Nebraska Foresters Want People To View Trees As A Crop

But state's woodlands are in poor condition and need improved management to increase their potential.

Published on: Jun 13, 2013

It's not all about corn, soybeans, wheat and beef in Nebraska. The state has a significant and growing forest resource. Since 2005, the amount of forested acres has increased by 200,000 acres to 1.52 million acres.

Most of these forested areas, about 88% of them, are owned by small, private landowners.

"Unfortunately, many existing woodlands are in relatively poor condition because they are often considered to be 'waste' areas on the farm and are managed as such," says Dennis Adams, Nebraska Forest Service extension forester at the University of Nebraska-Lincoln.

Many of these forested areas have a large potential. "These same areas, if managed properly, could yield substantial income from the periodic sale of wood products, plus enhanced wildlife habitat, watershed protection, and other environmental benefits," he adds.

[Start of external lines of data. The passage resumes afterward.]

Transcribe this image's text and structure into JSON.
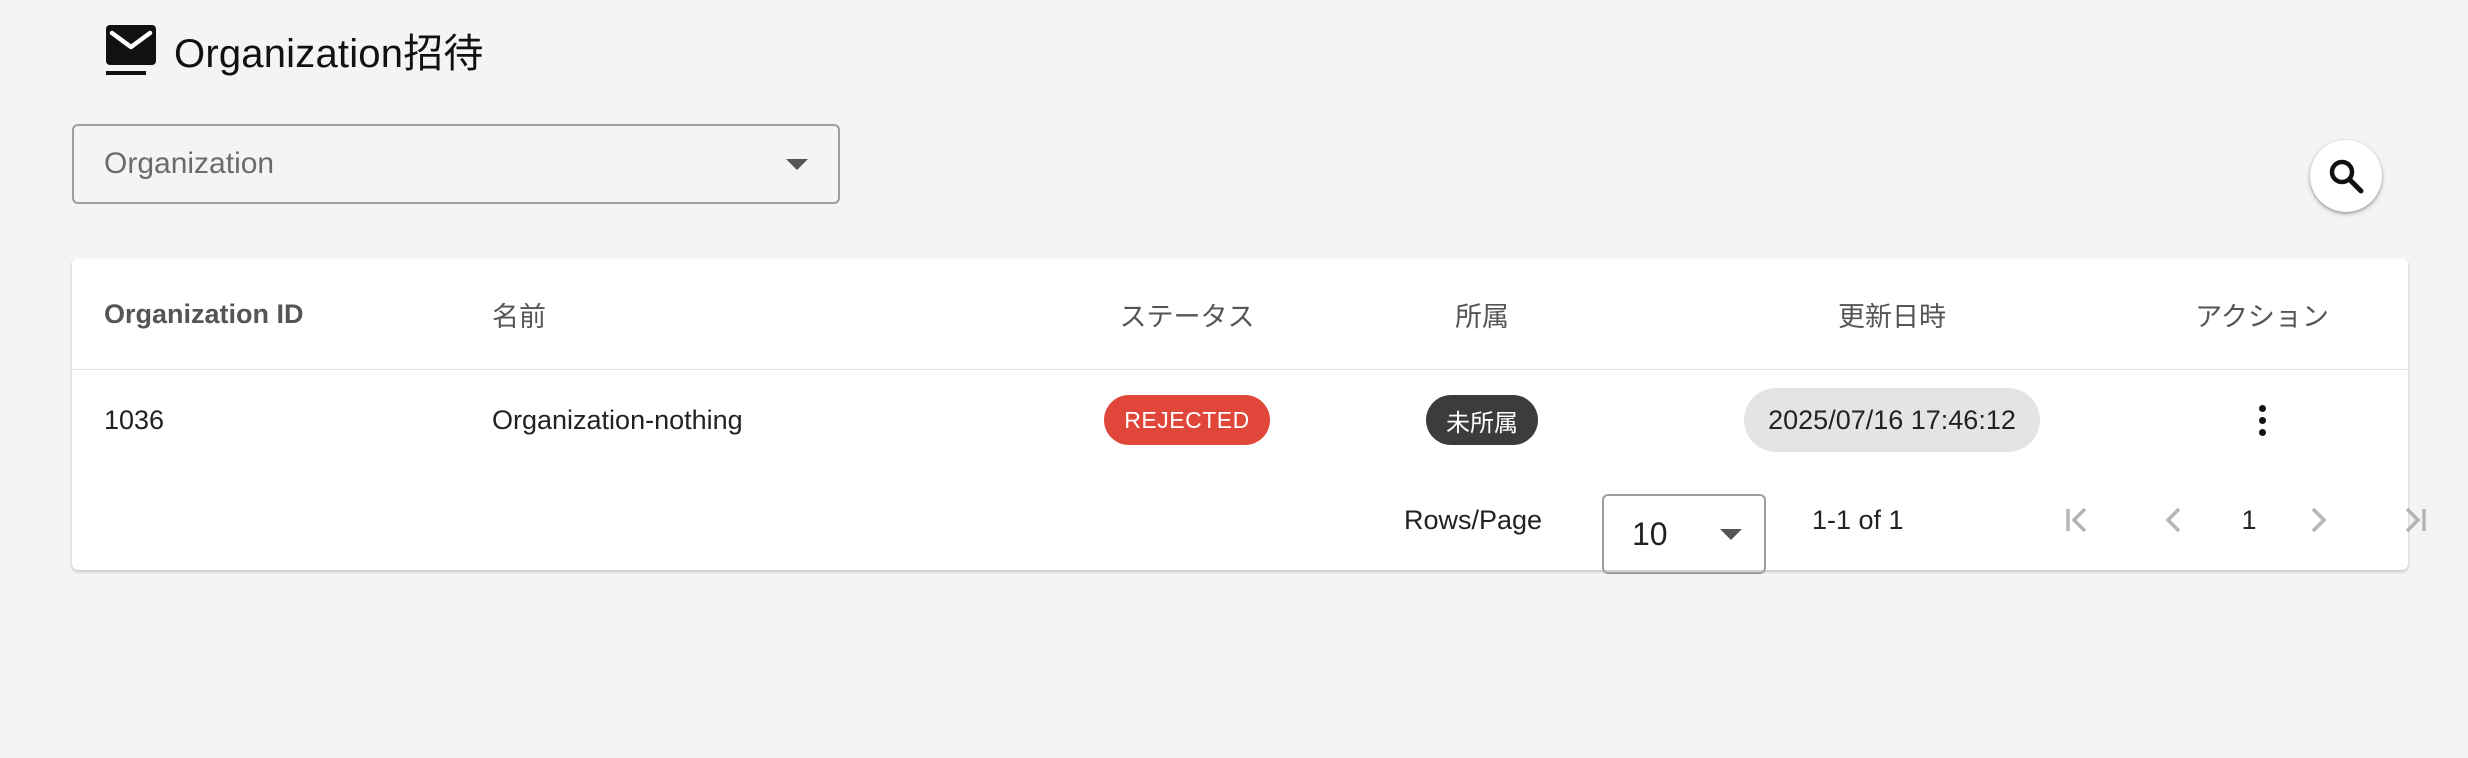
{
  "header": {
    "title": "Organization招待",
    "icon": "mail-icon"
  },
  "filter": {
    "placeholder": "Organization",
    "icon": "chevron-down-icon"
  },
  "search": {
    "icon": "search-icon"
  },
  "table": {
    "columns": [
      "Organization ID",
      "名前",
      "ステータス",
      "所属",
      "更新日時",
      "アクション"
    ],
    "rows": [
      {
        "organization_id": "1036",
        "name": "Organization-nothing",
        "status": "REJECTED",
        "affiliation": "未所属",
        "updated_at": "2025/07/16 17:46:12",
        "action_icon": "more-vert-icon"
      }
    ]
  },
  "pagination": {
    "rows_per_page_label": "Rows/Page",
    "rows_per_page_value": "10",
    "range_text": "1-1 of 1",
    "current_page": "1",
    "icons": [
      "first-page-icon",
      "prev-page-icon",
      "next-page-icon",
      "last-page-icon"
    ]
  },
  "colors": {
    "background": "#f4f4f4",
    "status_rejected": "#e0473a",
    "affiliation_chip": "#3c3c3c",
    "date_chip": "#e4e4e4"
  }
}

Nebraska Foresters Want People To View Trees As A Crop
Nebraska Foresters Want People To View Trees As A Crop

By applying a few basic forestry management techniques such as thinning, weeding and pruning, the forest trees could grow to their maximum potential.

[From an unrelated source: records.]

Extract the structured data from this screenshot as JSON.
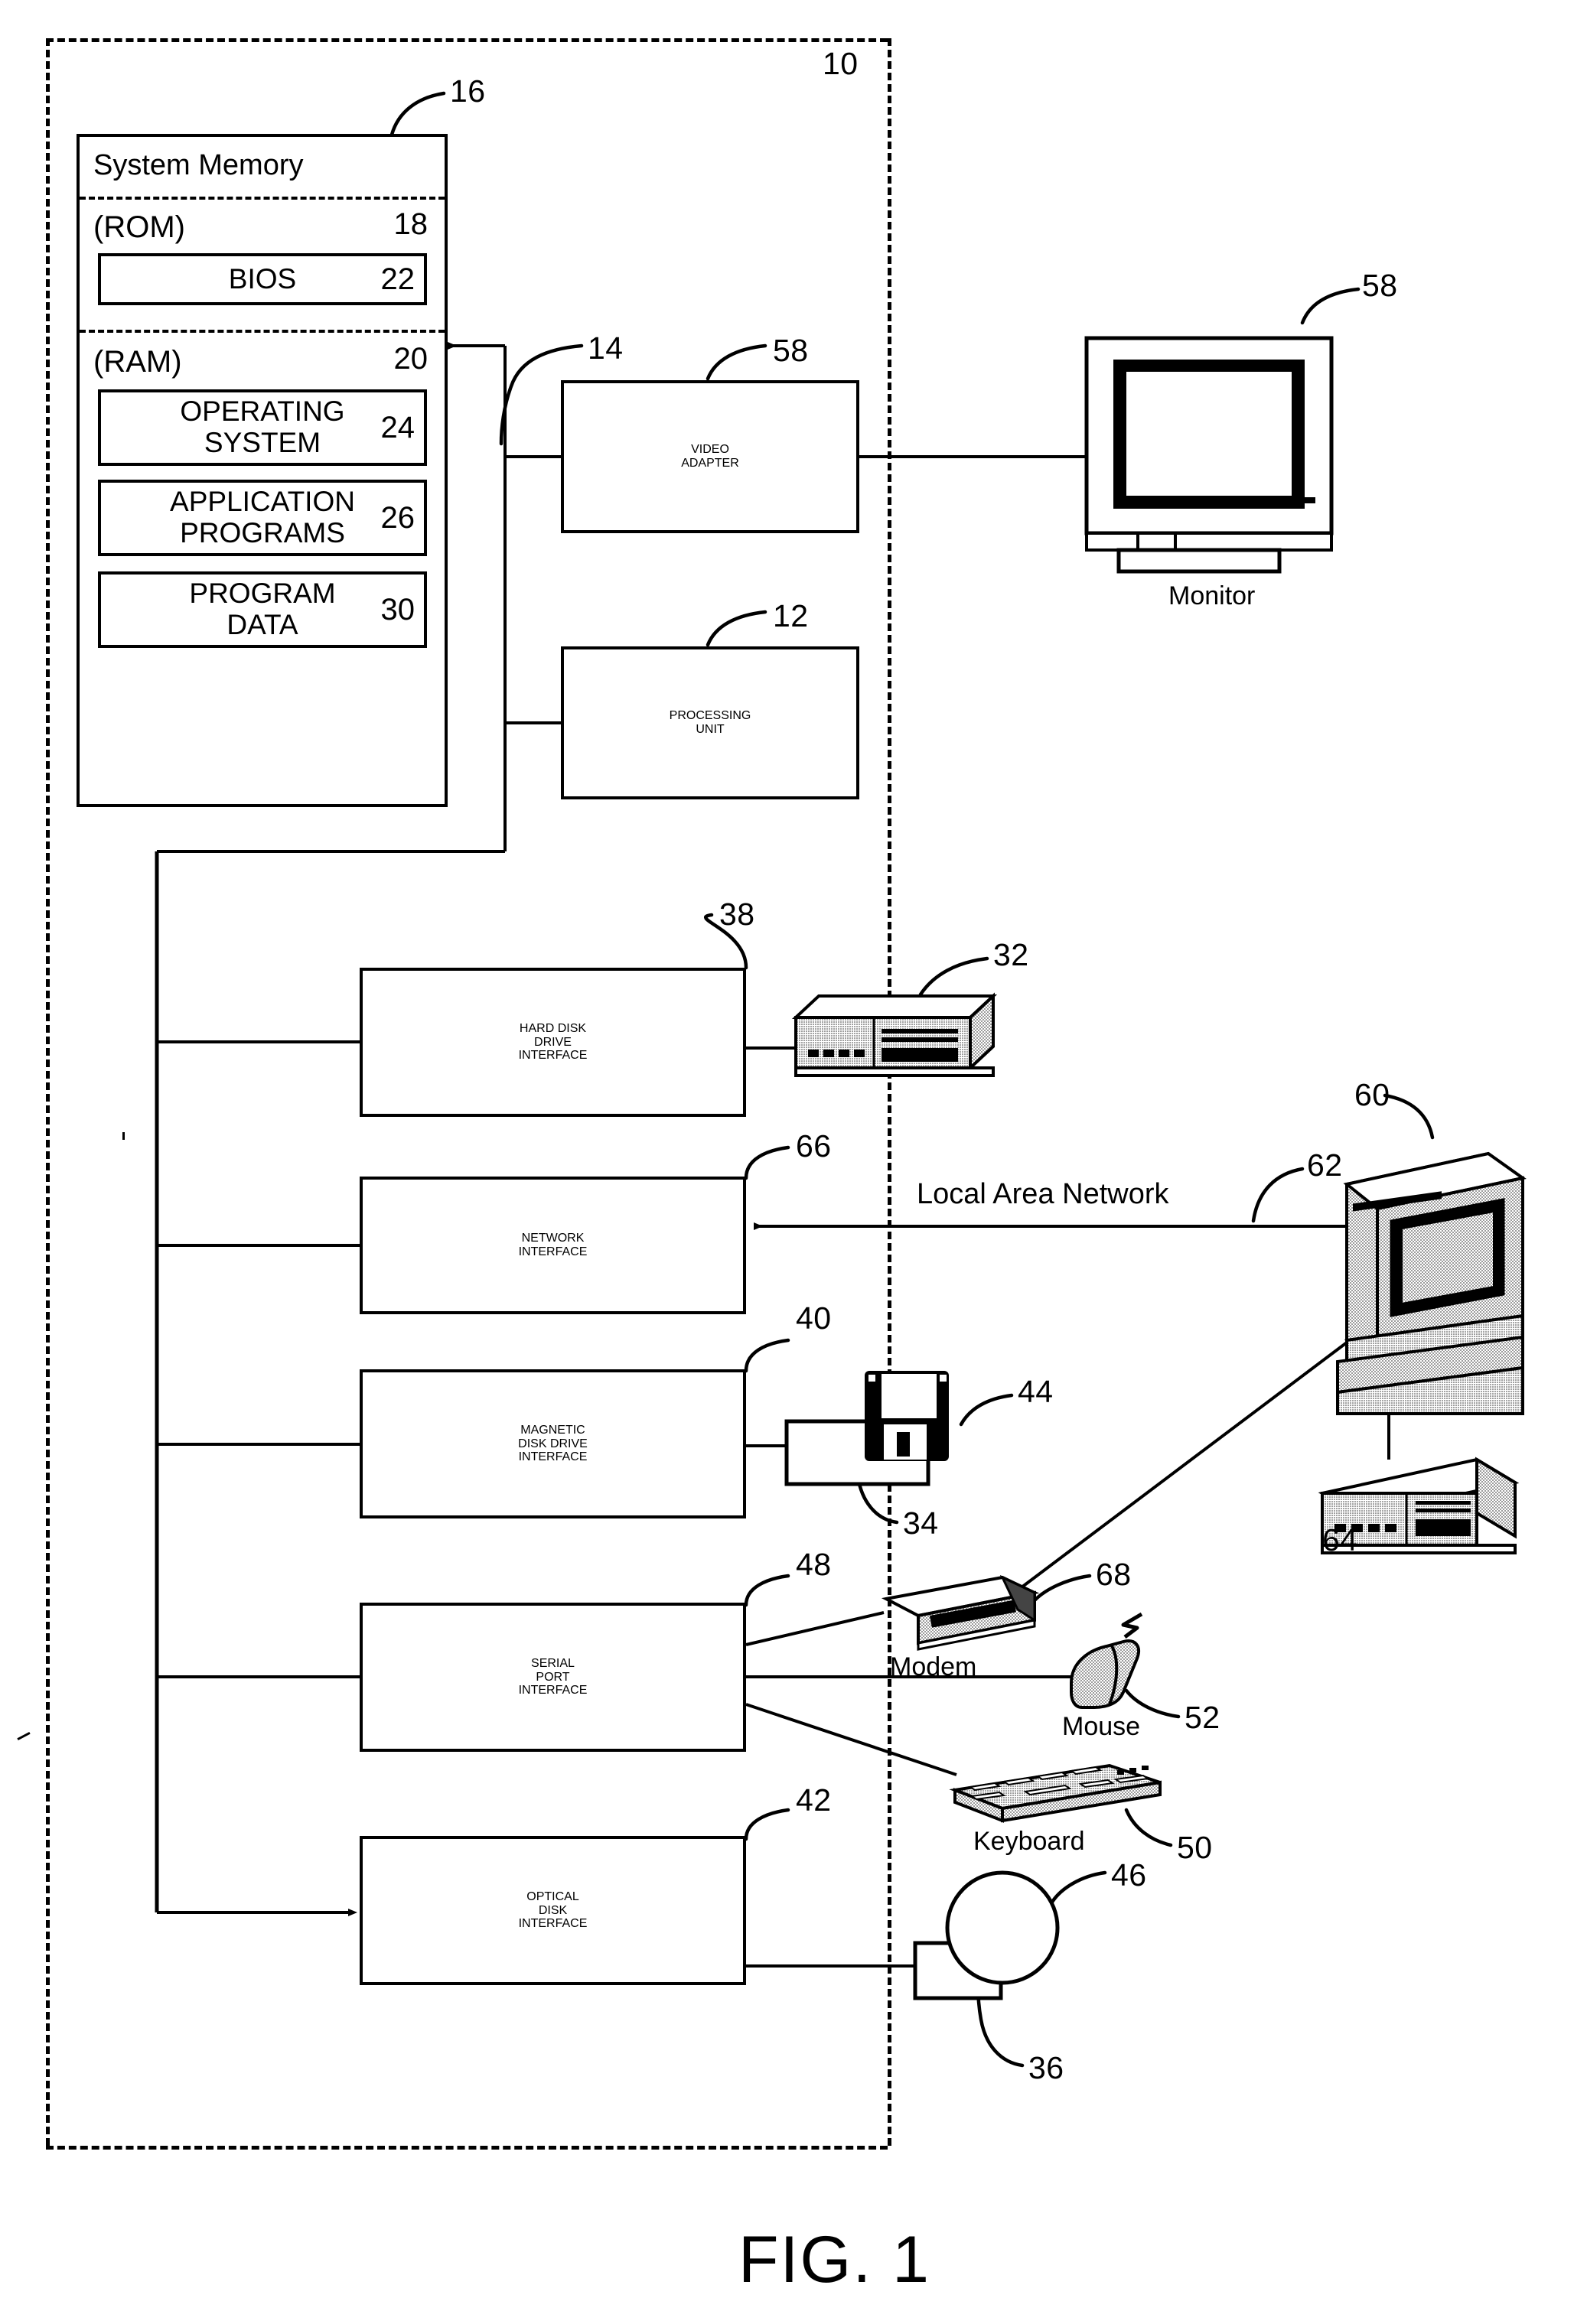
{
  "figure": {
    "caption": "FIG. 1",
    "system_ref": "10",
    "bus_ref": "14"
  },
  "system_memory": {
    "title": "System Memory",
    "ref": "16",
    "rom_label": "(ROM)",
    "rom_ref": "18",
    "bios_label": "BIOS",
    "bios_ref": "22",
    "ram_label": "(RAM)",
    "ram_ref": "20",
    "blocks": [
      {
        "label": "OPERATING\nSYSTEM",
        "line1": "OPERATING",
        "line2": "SYSTEM",
        "ref": "24"
      },
      {
        "label": "APPLICATION\nPROGRAMS",
        "line1": "APPLICATION",
        "line2": "PROGRAMS",
        "ref": "26"
      },
      {
        "label": "PROGRAM\nDATA",
        "line1": "PROGRAM",
        "line2": "DATA",
        "ref": "30"
      }
    ]
  },
  "blocks": {
    "video_adapter": {
      "line1": "VIDEO",
      "line2": "ADAPTER",
      "ref": "58"
    },
    "processing_unit": {
      "line1": "PROCESSING",
      "line2": "UNIT",
      "ref": "12"
    },
    "hard_disk_interface": {
      "line1": "HARD DISK",
      "line2": "DRIVE",
      "line3": "INTERFACE",
      "ref": "38"
    },
    "network_interface": {
      "line1": "NETWORK",
      "line2": "INTERFACE",
      "ref": "66"
    },
    "magnetic_disk_interface": {
      "line1": "MAGNETIC",
      "line2": "DISK DRIVE",
      "line3": "INTERFACE",
      "ref": "40"
    },
    "serial_port_interface": {
      "line1": "SERIAL",
      "line2": "PORT",
      "line3": "INTERFACE",
      "ref": "48"
    },
    "optical_disk_interface": {
      "line1": "OPTICAL",
      "line2": "DISK",
      "line3": "INTERFACE",
      "ref": "42"
    }
  },
  "devices": {
    "monitor": {
      "label": "Monitor",
      "ref": "58"
    },
    "hard_disk_drive": {
      "ref": "32"
    },
    "floppy_disk": {
      "ref": "44"
    },
    "floppy_drive": {
      "ref": "34"
    },
    "modem": {
      "label": "Modem",
      "ref": "68"
    },
    "mouse": {
      "label": "Mouse",
      "ref": "52"
    },
    "keyboard": {
      "label": "Keyboard",
      "ref": "50"
    },
    "optical_disk": {
      "ref": "46"
    },
    "optical_drive": {
      "ref": "36"
    },
    "remote_computer": {
      "ref": "60"
    },
    "remote_drive": {
      "ref": "64"
    }
  },
  "network": {
    "label": "Local Area Network",
    "ref": "62"
  }
}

Adams prefers to look at trees as another type of crop. "The objective of forest stand improvement practices is to distribute the total growth potential to a fewer number of desirable tree species and provide space to allow the crop trees to grow to their maximum potential."

Another aspect of taking care of trees is making sure that weeds are managed properly, without damaging the trees with the use of herbicides.

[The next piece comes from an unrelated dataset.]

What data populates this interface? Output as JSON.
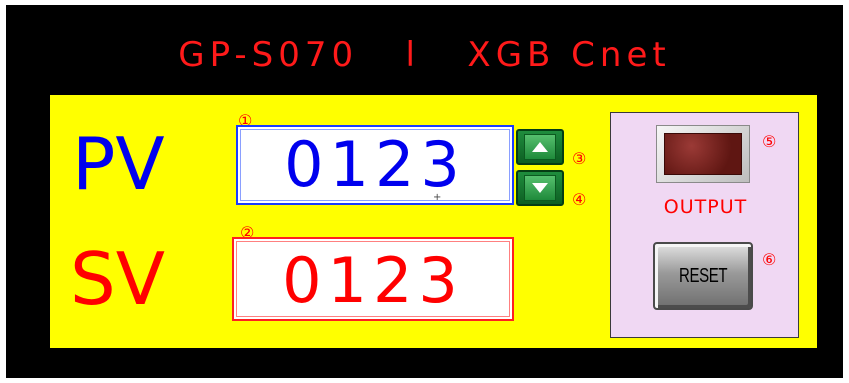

"Our trees are quite vulnerable to weed sprays," Adams says. "Wind carried herbicides may cause dieback of foliage and in many cases eventual death of the tree."

Adams stresses that it is important to exercise caution when using herbicides, so that it does not have unintended consequences on trees.

"Science has yet to create herbicides that can think, therefore spray goes wherever we aim it or wherever the wind carries it, and not always where we would like it," Adams explains. "We have the power to direct and control spraying, and only the individual on the spraying rig has the power to shut down the spraying operation when it gets too windy."

For more information, contact him at: Dennis Adams, Extension forester, Nebraska Forest Service, 402-472-5822